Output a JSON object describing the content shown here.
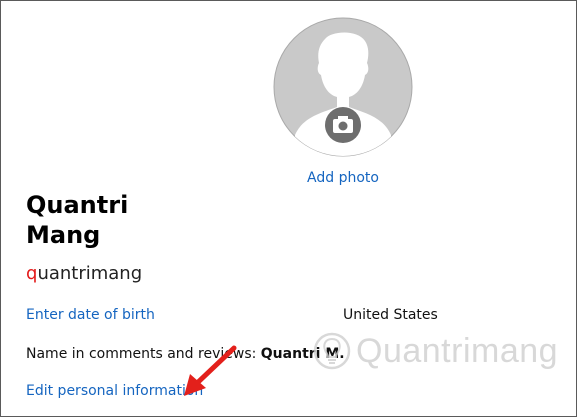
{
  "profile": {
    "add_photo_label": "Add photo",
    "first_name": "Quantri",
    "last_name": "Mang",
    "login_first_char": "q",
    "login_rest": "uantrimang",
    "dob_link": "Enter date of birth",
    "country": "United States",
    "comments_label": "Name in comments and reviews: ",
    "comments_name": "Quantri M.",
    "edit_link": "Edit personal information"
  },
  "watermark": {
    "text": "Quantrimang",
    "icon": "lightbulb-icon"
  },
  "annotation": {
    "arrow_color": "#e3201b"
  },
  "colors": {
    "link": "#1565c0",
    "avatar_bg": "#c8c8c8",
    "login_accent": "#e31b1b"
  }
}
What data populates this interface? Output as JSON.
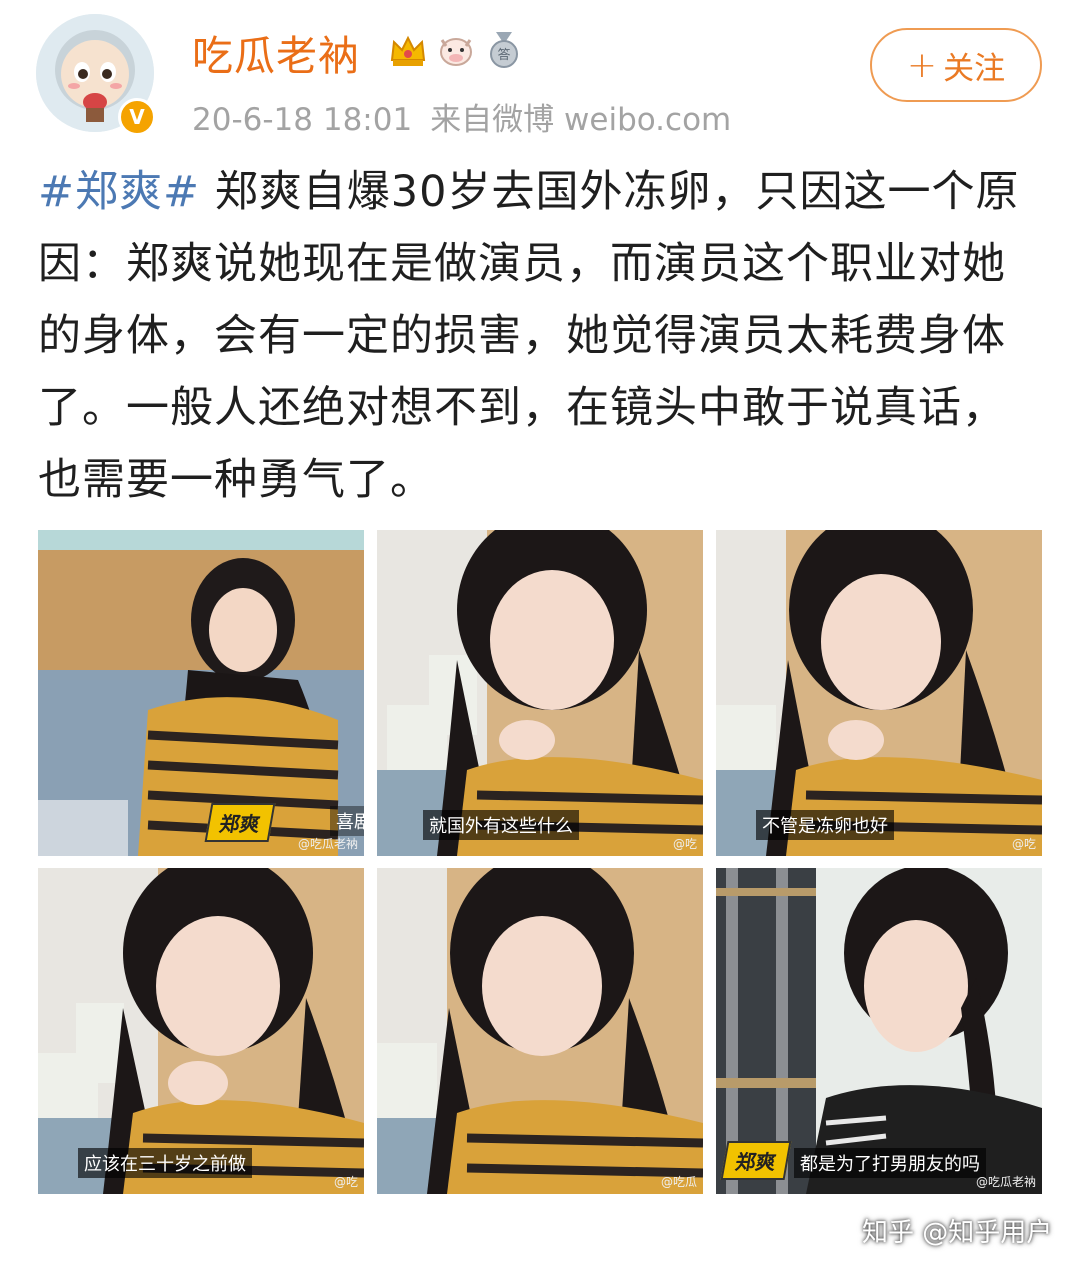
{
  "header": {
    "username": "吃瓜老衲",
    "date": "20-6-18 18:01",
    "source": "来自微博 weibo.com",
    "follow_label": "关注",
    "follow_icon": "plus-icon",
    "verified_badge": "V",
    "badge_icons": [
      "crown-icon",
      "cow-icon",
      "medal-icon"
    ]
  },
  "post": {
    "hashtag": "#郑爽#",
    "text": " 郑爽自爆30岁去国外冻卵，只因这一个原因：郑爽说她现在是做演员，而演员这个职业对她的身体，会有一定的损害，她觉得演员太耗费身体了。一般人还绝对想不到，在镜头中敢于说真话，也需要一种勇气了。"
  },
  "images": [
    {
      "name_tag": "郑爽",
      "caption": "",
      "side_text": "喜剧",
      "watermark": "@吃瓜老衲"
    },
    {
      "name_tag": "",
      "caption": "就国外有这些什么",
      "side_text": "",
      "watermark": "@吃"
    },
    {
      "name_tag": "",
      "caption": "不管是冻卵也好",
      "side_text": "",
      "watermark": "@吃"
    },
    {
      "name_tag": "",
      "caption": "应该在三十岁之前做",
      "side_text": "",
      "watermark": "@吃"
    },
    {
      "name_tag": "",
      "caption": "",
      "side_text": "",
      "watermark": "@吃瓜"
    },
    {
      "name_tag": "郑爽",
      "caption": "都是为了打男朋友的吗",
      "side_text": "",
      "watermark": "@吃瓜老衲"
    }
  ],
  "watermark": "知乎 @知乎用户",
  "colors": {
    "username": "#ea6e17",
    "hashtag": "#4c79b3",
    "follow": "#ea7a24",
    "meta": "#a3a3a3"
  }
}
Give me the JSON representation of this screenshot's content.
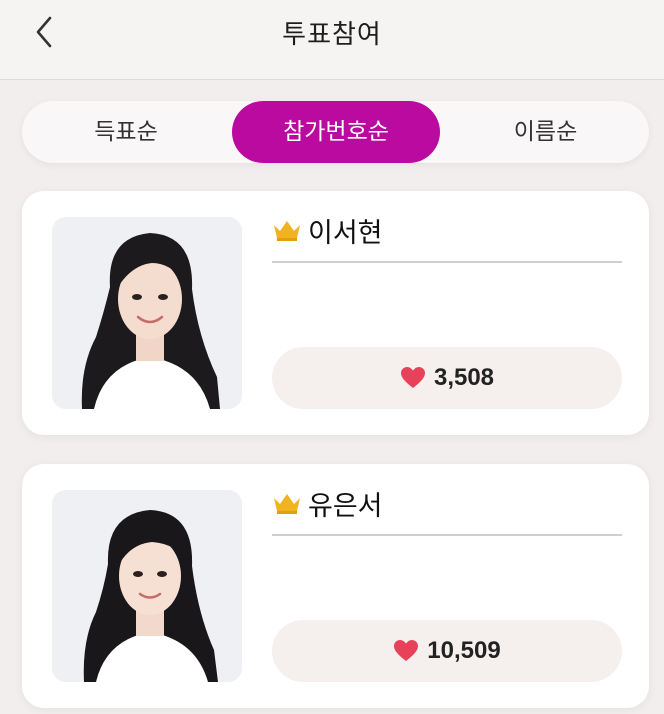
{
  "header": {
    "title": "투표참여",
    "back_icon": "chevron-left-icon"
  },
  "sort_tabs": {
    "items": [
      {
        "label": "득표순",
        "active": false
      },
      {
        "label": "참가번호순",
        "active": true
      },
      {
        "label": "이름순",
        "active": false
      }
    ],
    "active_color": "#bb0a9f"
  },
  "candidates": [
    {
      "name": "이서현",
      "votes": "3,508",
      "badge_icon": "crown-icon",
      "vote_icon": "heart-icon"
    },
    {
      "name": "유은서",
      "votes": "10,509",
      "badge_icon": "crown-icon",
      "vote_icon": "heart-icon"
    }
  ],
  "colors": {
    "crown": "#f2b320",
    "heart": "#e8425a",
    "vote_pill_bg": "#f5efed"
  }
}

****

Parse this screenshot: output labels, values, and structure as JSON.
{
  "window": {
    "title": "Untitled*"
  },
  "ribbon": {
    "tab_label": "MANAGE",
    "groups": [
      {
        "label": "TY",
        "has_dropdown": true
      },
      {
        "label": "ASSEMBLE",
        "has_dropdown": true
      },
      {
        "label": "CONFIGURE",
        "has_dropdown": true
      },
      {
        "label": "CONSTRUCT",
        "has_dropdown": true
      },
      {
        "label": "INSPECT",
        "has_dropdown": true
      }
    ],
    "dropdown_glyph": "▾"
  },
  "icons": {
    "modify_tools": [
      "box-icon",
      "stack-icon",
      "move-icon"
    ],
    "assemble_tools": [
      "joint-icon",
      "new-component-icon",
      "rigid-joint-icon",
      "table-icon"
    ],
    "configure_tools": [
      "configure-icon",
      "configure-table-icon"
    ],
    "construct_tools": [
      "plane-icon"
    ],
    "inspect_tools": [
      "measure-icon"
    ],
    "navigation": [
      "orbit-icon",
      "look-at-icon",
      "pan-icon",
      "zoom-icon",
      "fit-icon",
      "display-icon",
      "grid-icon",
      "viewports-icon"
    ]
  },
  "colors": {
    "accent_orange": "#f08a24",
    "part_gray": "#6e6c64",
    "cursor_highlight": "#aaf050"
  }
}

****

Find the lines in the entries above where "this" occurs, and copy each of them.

What data populates this interface? Output as JSON.
Give me the JSON representation of this screenshot's content.
Parse this screenshot: output labels, values, and structure as JSON.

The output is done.